FAQs – Captive Reptile Behavior

What is captive reptile behavior?

Captive reptile behavior refers to the behavior displayed by reptiles that are kept in artificial environments such as homes, zoos, or other captive settings, rather than in their natural habitats, such as forests, deserts, or waterways. Captive reptiles are dependent upon their human caretakers for food, water, shelter, and environmental conditions, and their behavior can be influenced by these factors.

What are some common behaviors observed in captive reptiles?

Some common behaviors observed in captive reptiles include basking, eating, sleeping, hiding, exploring their environment, and socializing with other reptiles or humans. These behaviors can vary depending on the species of the reptile, their age, sex, and individual temperament, as well as the specific conditions of their captivity.

Can captive reptiles exhibit abnormal behaviors?

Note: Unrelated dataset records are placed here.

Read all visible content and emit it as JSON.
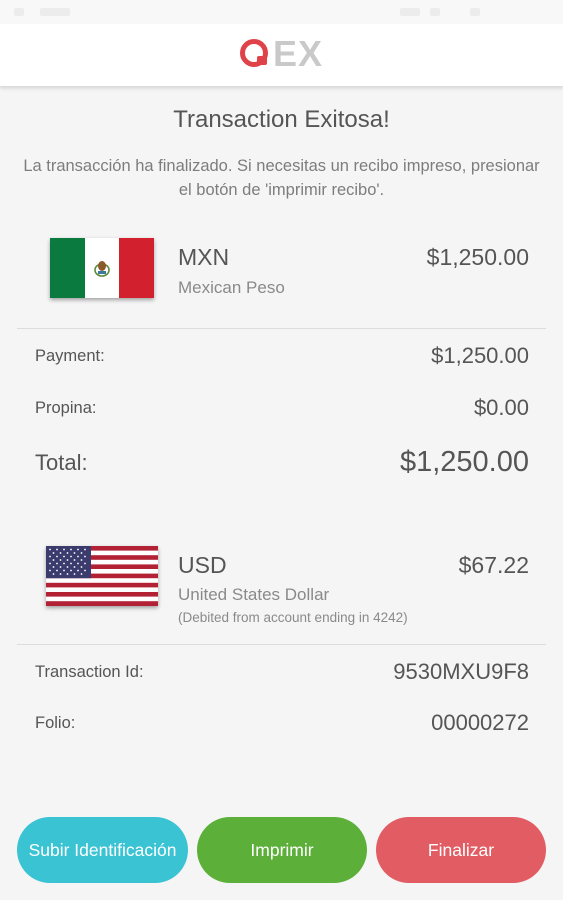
{
  "app": {
    "logo_text": "EX",
    "brand_color": "#e0424a"
  },
  "receipt": {
    "title": "Transaction Exitosa!",
    "message": "La transacción ha finalizado. Si necesitas un recibo impreso, presionar el botón de 'imprimir recibo'."
  },
  "source_currency": {
    "flag_icon": "mexico-flag-icon",
    "code": "MXN",
    "name": "Mexican Peso",
    "amount": "$1,250.00"
  },
  "summary": {
    "payment_label": "Payment:",
    "payment_value": "$1,250.00",
    "tip_label": "Propina:",
    "tip_value": "$0.00",
    "total_label": "Total:",
    "total_value": "$1,250.00"
  },
  "target_currency": {
    "flag_icon": "usa-flag-icon",
    "code": "USD",
    "name": "United States Dollar",
    "amount": "$67.22",
    "debit_note": "(Debited from account ending in 4242)"
  },
  "details": {
    "transaction_id_label": "Transaction Id:",
    "transaction_id_value": "9530MXU9F8",
    "folio_label": "Folio:",
    "folio_value": "00000272"
  },
  "actions": {
    "upload_label": "Subir Identificación",
    "print_label": "Imprimir",
    "finish_label": "Finalizar",
    "upload_color": "#39c3d3",
    "print_color": "#5cb039",
    "finish_color": "#e25c63"
  }
}
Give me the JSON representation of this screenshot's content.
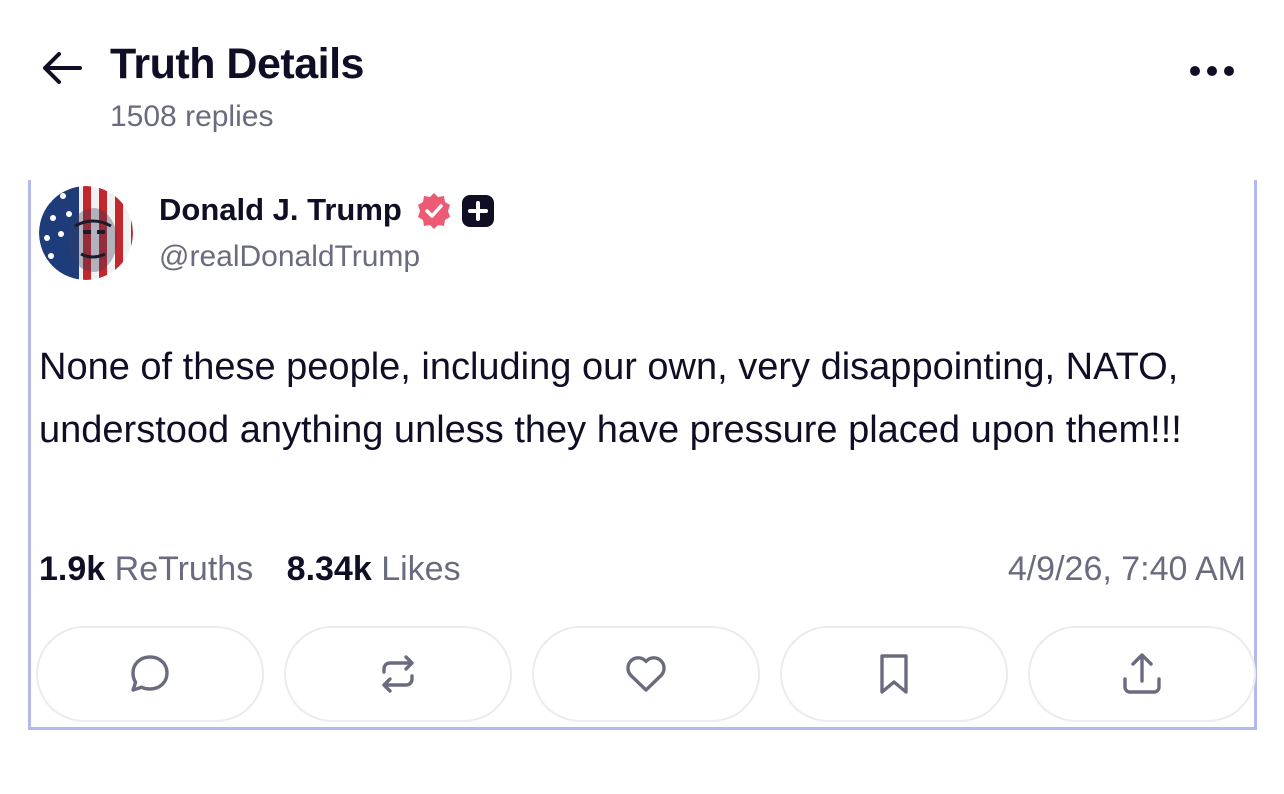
{
  "header": {
    "title": "Truth Details",
    "reply_count": "1508 replies",
    "back_icon": "arrow-left-icon",
    "more_icon": "more-horizontal-icon"
  },
  "post": {
    "author_name": "Donald J. Trump",
    "handle": "@realDonaldTrump",
    "verified_icon": "verified-badge-icon",
    "verified_color": "#ec5a74",
    "body": "None of these people, including our own, very disappointing, NATO, understood anything unless they have pressure placed upon them!!!",
    "stats": {
      "retruths_count": "1.9k",
      "retruths_label": "ReTruths",
      "likes_count": "8.34k",
      "likes_label": "Likes"
    },
    "timestamp": "4/9/26, 7:40 AM"
  },
  "actions": [
    {
      "name": "reply",
      "icon": "reply-bubble-icon"
    },
    {
      "name": "retruth",
      "icon": "retruth-icon"
    },
    {
      "name": "like",
      "icon": "heart-icon"
    },
    {
      "name": "bookmark",
      "icon": "bookmark-icon"
    },
    {
      "name": "share",
      "icon": "share-icon"
    }
  ],
  "colors": {
    "text": "#0f0e25",
    "muted": "#6b6b80",
    "card_border": "#b3b8ee",
    "action_border": "#ebebf0"
  }
}
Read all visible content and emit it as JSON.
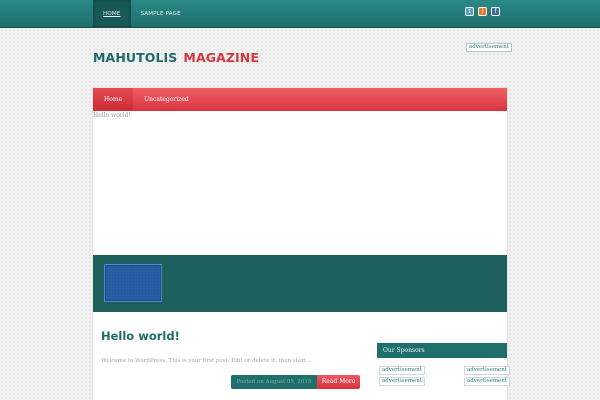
{
  "topnav": {
    "items": [
      "HOME",
      "SAMPLE PAGE"
    ]
  },
  "social": [
    {
      "icon": "twitter-icon",
      "glyph": "t",
      "color": "#4fa3c8"
    },
    {
      "icon": "rss-icon",
      "glyph": ")",
      "color": "#e07a2a"
    },
    {
      "icon": "facebook-icon",
      "glyph": "f",
      "color": "#3b6aa6"
    }
  ],
  "logo": {
    "part1": "MAHUTOLIS",
    "part2": "MAGAZINE"
  },
  "ad_top": "advertisement",
  "menu": {
    "items": [
      "Home",
      "Uncategorized"
    ]
  },
  "breadcrumb": "Hello world!",
  "post": {
    "title": "Hello world!",
    "excerpt": "Welcome to WordPress. This is your first post. Edit or delete it, then start...",
    "posted": "Posted on August 05, 2015",
    "read_more": "Read More"
  },
  "sidebar": {
    "heading": "Our Sponsors",
    "ads": [
      "advertisement",
      "advertisement",
      "advertisement",
      "advertisement"
    ]
  },
  "colors": {
    "teal": "#1f706c",
    "red": "#d8363f"
  }
}
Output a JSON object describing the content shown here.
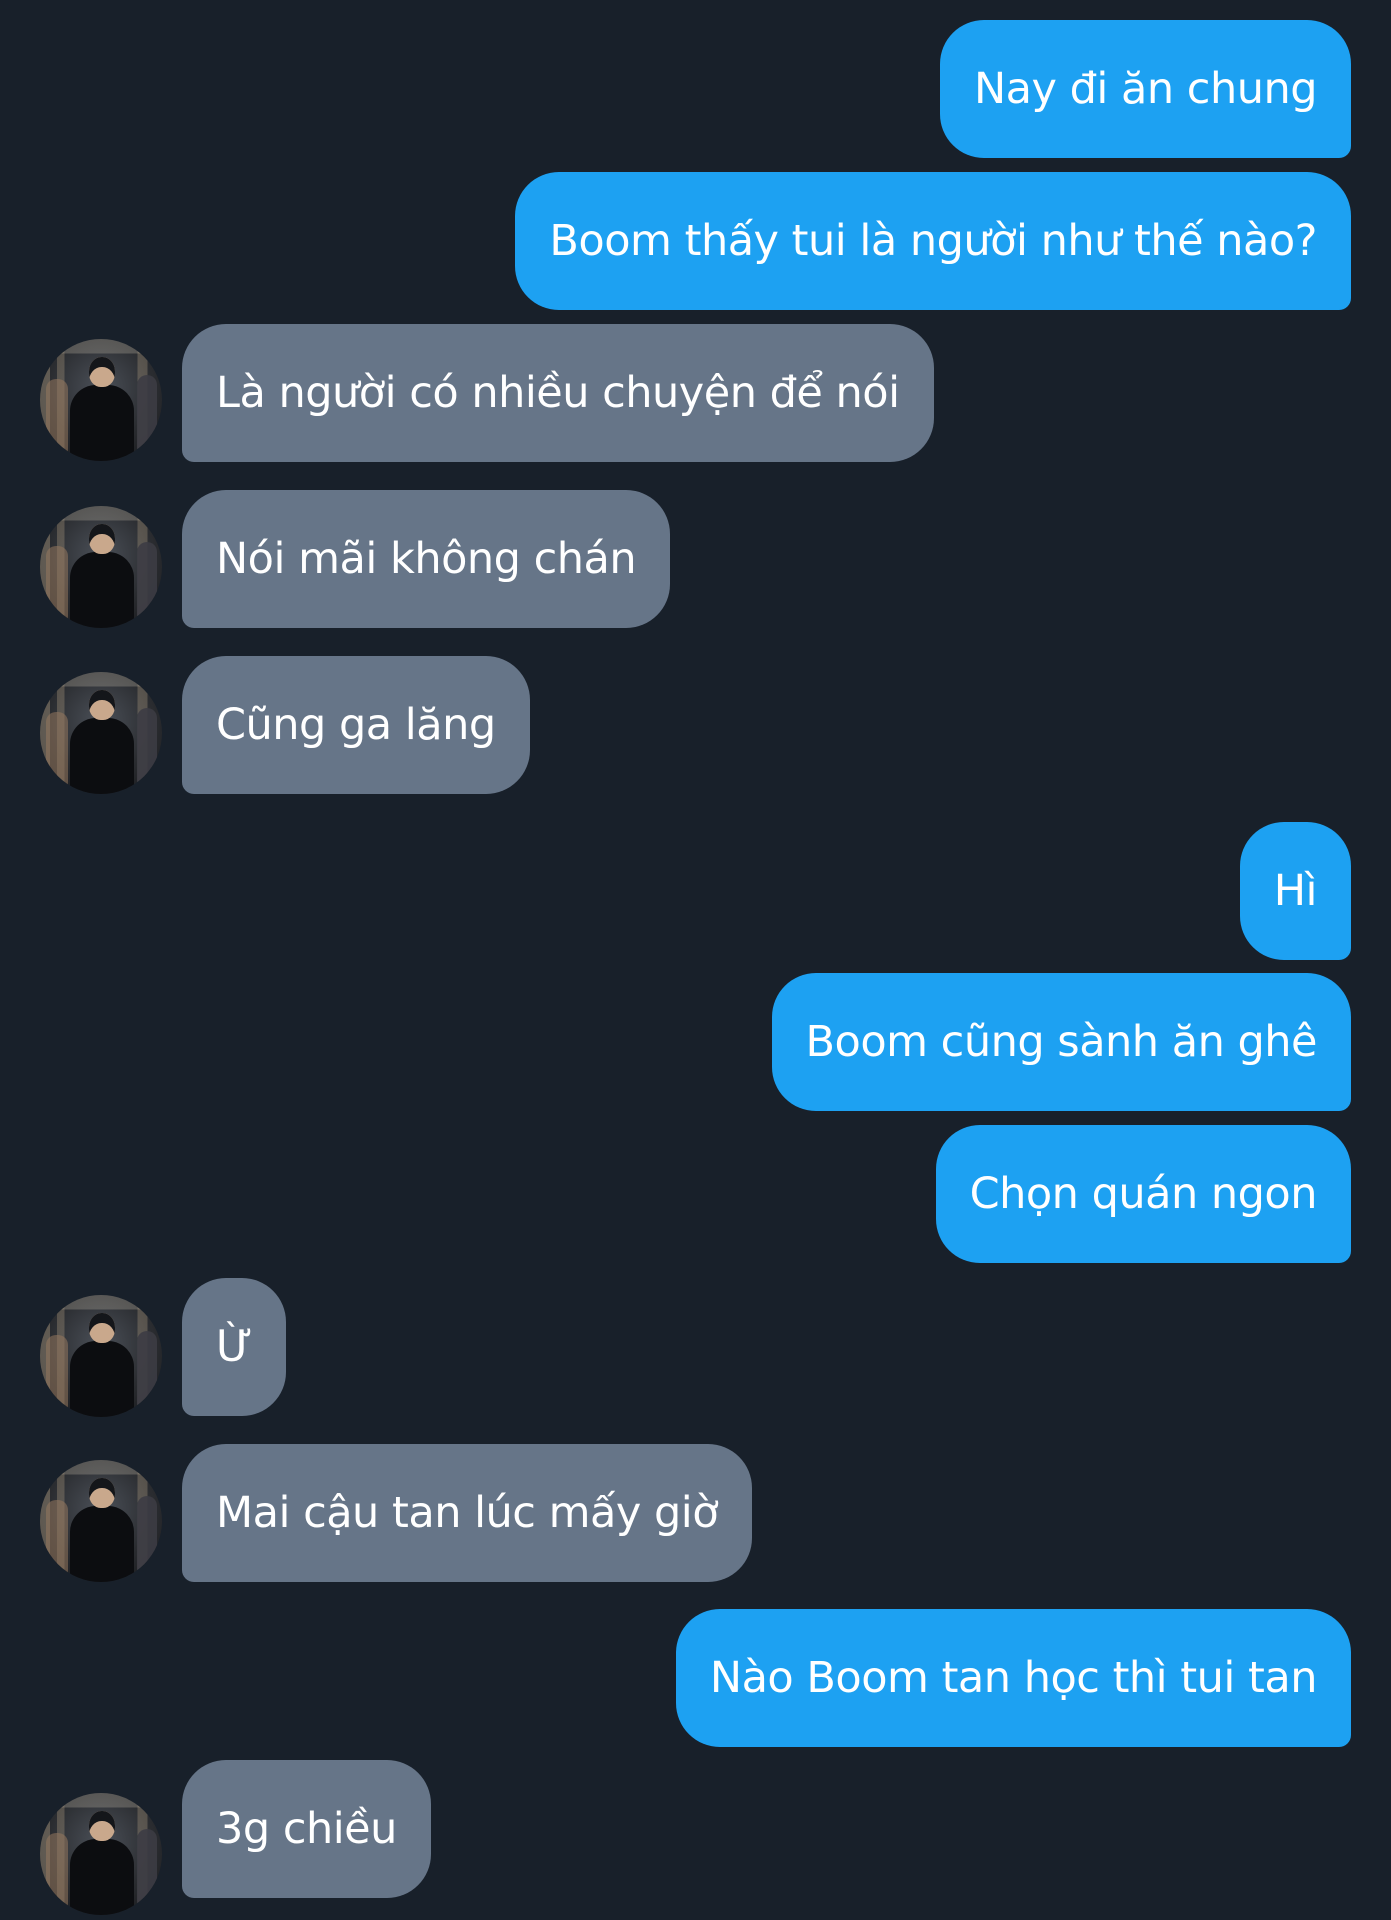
{
  "chat": {
    "messages": [
      {
        "direction": "out",
        "text": "Nay đi ăn chung"
      },
      {
        "direction": "out",
        "text": "Boom thấy tui là người như thế nào?"
      },
      {
        "direction": "in",
        "text": "Là người có nhiều chuyện để nói"
      },
      {
        "direction": "in",
        "text": "Nói mãi không chán"
      },
      {
        "direction": "in",
        "text": "Cũng ga lăng"
      },
      {
        "direction": "out",
        "text": "Hì"
      },
      {
        "direction": "out",
        "text": "Boom cũng sành ăn ghê"
      },
      {
        "direction": "out",
        "text": "Chọn quán ngon"
      },
      {
        "direction": "in",
        "text": "Ừ"
      },
      {
        "direction": "in",
        "text": "Mai cậu tan lúc mấy giờ"
      },
      {
        "direction": "out",
        "text": "Nào Boom tan học thì tui tan"
      },
      {
        "direction": "in",
        "text": "3g chiều"
      }
    ]
  },
  "colors": {
    "background": "#18202a",
    "outgoing_bubble": "#1da1f2",
    "incoming_bubble": "#667588",
    "text": "#ffffff"
  },
  "icons": {
    "avatar": "contact-avatar-photo"
  }
}
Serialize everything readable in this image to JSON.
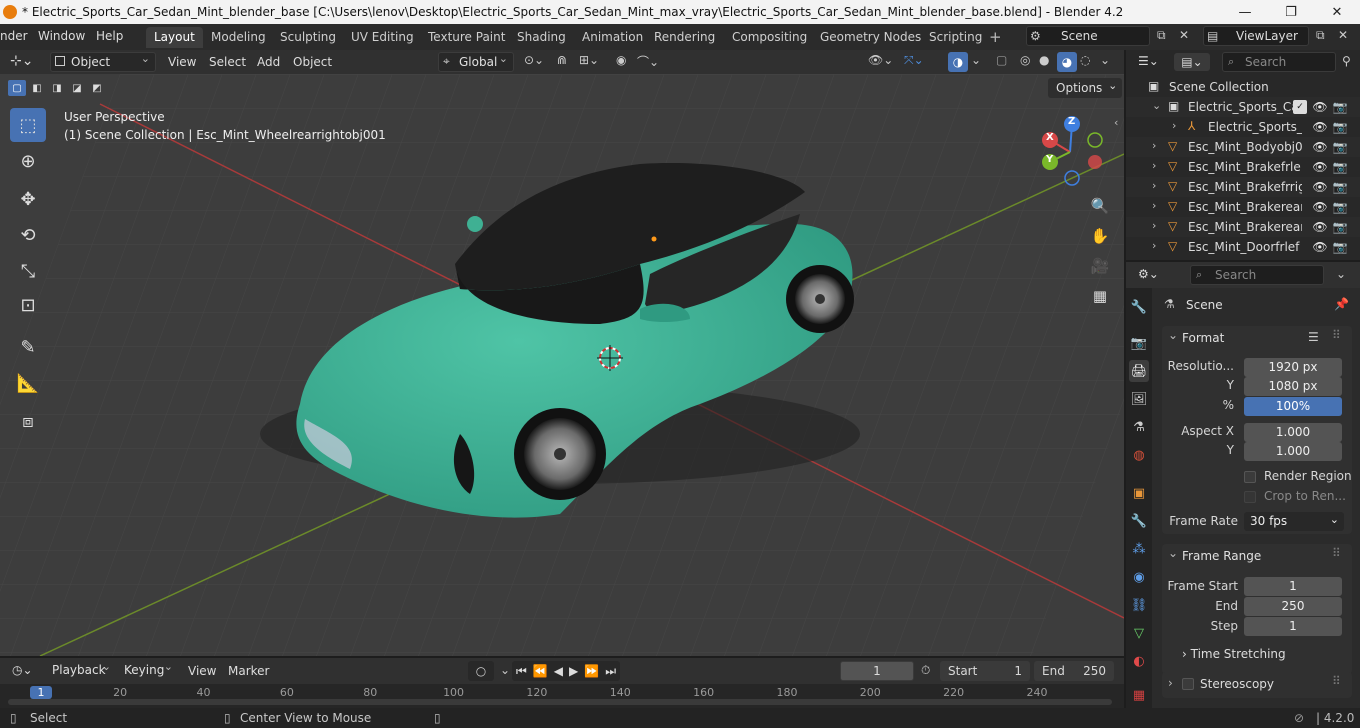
{
  "window": {
    "title": "* Electric_Sports_Car_Sedan_Mint_blender_base [C:\\Users\\lenov\\Desktop\\Electric_Sports_Car_Sedan_Mint_max_vray\\Electric_Sports_Car_Sedan_Mint_blender_base.blend] - Blender 4.2"
  },
  "menu": {
    "render": "nder",
    "window": "Window",
    "help": "Help"
  },
  "workspaces": [
    "Layout",
    "Modeling",
    "Sculpting",
    "UV Editing",
    "Texture Paint",
    "Shading",
    "Animation",
    "Rendering",
    "Compositing",
    "Geometry Nodes",
    "Scripting"
  ],
  "scene_field": "Scene",
  "view_layer_field": "ViewLayer",
  "viewport_header": {
    "mode": "Object Mode",
    "view": "View",
    "select": "Select",
    "add": "Add",
    "object": "Object",
    "orientation": "Global",
    "options": "Options"
  },
  "viewport_overlay": {
    "perspective": "User Perspective",
    "context": "(1) Scene Collection | Esc_Mint_Wheelrearrightobj001"
  },
  "gizmo": {
    "x": "X",
    "y": "Y",
    "z": "Z"
  },
  "outliner": {
    "search_placeholder": "Search",
    "root": "Scene Collection",
    "rows": [
      {
        "label": "Electric_Sports_Car",
        "indent": 1
      },
      {
        "label": "Electric_Sports_",
        "indent": 2
      },
      {
        "label": "Esc_Mint_Bodyobj0",
        "indent": 1
      },
      {
        "label": "Esc_Mint_Brakefrle",
        "indent": 1
      },
      {
        "label": "Esc_Mint_Brakefrrig",
        "indent": 1
      },
      {
        "label": "Esc_Mint_Brakerear",
        "indent": 1
      },
      {
        "label": "Esc_Mint_Brakerear",
        "indent": 1
      },
      {
        "label": "Esc_Mint_Doorfrlef",
        "indent": 1
      }
    ]
  },
  "properties": {
    "search_placeholder": "Search",
    "context": "Scene",
    "format": {
      "title": "Format",
      "resolution_label": "Resolutio...",
      "res_x": "1920 px",
      "y_label": "Y",
      "res_y": "1080 px",
      "pct_label": "%",
      "pct": "100%",
      "aspect_label": "Aspect X",
      "aspect_x": "1.000",
      "aspect_y": "1.000",
      "render_region": "Render Region",
      "crop": "Crop to Ren...",
      "frame_rate_label": "Frame Rate",
      "frame_rate": "30 fps"
    },
    "frame_range": {
      "title": "Frame Range",
      "start_label": "Frame Start",
      "start": "1",
      "end_label": "End",
      "end": "250",
      "step_label": "Step",
      "step": "1"
    },
    "time_stretching": "Time Stretching",
    "stereoscopy": "Stereoscopy"
  },
  "timeline": {
    "playback": "Playback",
    "keying": "Keying",
    "view": "View",
    "marker": "Marker",
    "current_frame": "1",
    "start_label": "Start",
    "start": "1",
    "end_label": "End",
    "end": "250",
    "ticks": [
      "1",
      "20",
      "40",
      "60",
      "80",
      "100",
      "120",
      "140",
      "160",
      "180",
      "200",
      "220",
      "240"
    ]
  },
  "statusbar": {
    "select": "Select",
    "center": "Center View to Mouse",
    "version": "4.2.0"
  }
}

Yes, captive reptiles can exhibit abnormal behaviors in response to stress, discomfort, or other factors. These behaviors may include aggression, self-injury, excessive hiding or pacing, lack of appetite or activity, or abnormal postures or movements. It is important for reptile caretakers to be aware of these signs of potential health or behavioral problems and to take appropriate action to address them.

How can reptile caretakers promote healthy behavior in their captive reptiles?

Reptile caretakers can promote healthy behavior in their captive reptiles by providing appropriate housing and environment, including suitable food, water, and temperature, sufficient space and substrate for natural behaviors, and opportunities for social interaction and exercise. Regular health check-ups with a veterinarian specializing in reptile care can also help identify and address any health or behavioral issues.

Is it possible to train captive reptiles to perform tricks or behaviors?

Yes, some captive reptiles can be trained to perform specific tricks or behaviors, such as coming when called, climbing on command, or displaying specific postures or movements. However, these training methods should be based on positive reinforcement techniques and should prioritize the health and welfare of the reptile. It is important to remember that reptiles have their own natural behaviors and preferences that should be respected and incorporated into any training or enrichment activities.